Viewing a single comment thread. View all comments


autonomous_hippopotamus wrote

None of those things -- assuming Makhno was a great as you seem to think he was -- disprove my point. Makhno indeed strongly discouraged antisemitism in his ranks, while there was rampant anti-semitism in among ukranians and other people's in the region, the anarchists were militantly opposed to this. Makhno was no Saint, but as far as guerilla leaders go was no tyrant either, But my point is, what separates him (and other military leaders) from regular people is a certain ruthlessness, a moral certainty that allows one to kill or assault without hesitation or regret, that most people simply do not have.

I think it's best not to romanticize Makno or war in general, the idea you can engage in armed conflict without also comitting some act of brutality in the process seems incredibly naive to me. When military leaders talk about morals, they have a very different morality than what most people have, any u.s. general or jihadist will explain their acts in extremely moral terms why their actions are absolutely right: they position themselves as a kind of super-moral agent. Anarchists are often no different than any fanatic in this regard, if you believe your violence will bring about the liberation of all humanity you can rationalize some pretty monstrous things.
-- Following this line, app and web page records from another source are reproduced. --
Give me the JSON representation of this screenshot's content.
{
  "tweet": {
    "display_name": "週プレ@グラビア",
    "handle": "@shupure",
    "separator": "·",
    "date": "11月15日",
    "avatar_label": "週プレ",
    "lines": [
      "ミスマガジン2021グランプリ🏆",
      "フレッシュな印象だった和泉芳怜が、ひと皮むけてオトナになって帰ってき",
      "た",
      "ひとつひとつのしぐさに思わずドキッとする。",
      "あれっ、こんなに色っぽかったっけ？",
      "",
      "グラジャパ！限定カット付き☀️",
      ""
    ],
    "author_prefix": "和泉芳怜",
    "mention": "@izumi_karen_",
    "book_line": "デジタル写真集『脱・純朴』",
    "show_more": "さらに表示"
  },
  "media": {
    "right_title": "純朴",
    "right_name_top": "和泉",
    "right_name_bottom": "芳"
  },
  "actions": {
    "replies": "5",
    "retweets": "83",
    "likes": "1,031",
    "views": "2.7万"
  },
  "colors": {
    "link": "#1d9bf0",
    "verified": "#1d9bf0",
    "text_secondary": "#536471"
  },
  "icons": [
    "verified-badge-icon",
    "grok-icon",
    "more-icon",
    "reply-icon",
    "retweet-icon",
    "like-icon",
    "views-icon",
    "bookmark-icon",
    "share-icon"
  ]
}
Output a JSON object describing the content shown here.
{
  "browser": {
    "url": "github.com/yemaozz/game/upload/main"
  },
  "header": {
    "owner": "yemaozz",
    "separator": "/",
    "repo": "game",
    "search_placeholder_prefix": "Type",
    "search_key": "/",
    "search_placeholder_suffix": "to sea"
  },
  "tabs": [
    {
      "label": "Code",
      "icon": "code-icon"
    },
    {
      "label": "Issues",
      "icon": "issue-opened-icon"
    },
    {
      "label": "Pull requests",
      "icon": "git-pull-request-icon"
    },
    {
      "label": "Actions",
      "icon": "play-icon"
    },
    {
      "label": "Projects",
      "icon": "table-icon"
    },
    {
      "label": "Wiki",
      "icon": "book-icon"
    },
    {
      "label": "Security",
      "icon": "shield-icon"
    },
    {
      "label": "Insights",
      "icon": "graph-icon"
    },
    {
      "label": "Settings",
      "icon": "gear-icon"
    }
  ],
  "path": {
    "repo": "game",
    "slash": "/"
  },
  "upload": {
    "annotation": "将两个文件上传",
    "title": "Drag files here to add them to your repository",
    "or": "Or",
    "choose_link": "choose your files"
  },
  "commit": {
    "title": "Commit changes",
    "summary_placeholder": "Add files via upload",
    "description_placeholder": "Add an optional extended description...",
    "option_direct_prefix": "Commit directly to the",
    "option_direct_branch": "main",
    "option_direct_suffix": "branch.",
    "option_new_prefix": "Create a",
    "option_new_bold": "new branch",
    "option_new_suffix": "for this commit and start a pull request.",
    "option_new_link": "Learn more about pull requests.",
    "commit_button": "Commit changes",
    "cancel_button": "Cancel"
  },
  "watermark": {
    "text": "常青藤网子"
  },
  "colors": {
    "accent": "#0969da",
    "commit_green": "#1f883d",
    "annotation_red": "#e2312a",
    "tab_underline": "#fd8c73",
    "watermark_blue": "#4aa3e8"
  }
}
Just saying everyone that Makhno killed are scum and deserved to die is really a cop-out, a move to avoid the ethical question here. This is common to all military logic: the dehumanization of the enemy. If you look at the armies makno faught -- either Russians; red or white, or the forieng fighters from Germany or elsewhere, a large percent if not majority of them were conscripts: it was not their choice to be there, a conscript fights against their will. You can't just say they were scum who deserved to die. As individuals they may have been descent people. Hell, many of the red army that drove were working class revolutionaries maybe anarchists at one point.

Makhno's older comrades in the early 1900s engaged in a campaign of terrorist bombings hroughout Russia: bombing private residencies and bourgous cafes. I'm sure you're not defending that, as it was not only morally dubious but strategically a disaster for the movement. If you were to defend that you would also have to defend bombing gentrifying businesses today. But many anarchists have defended that, then and now, it is end result of a kind of absolutist moralizing where you deny the humanity of whole groups of people.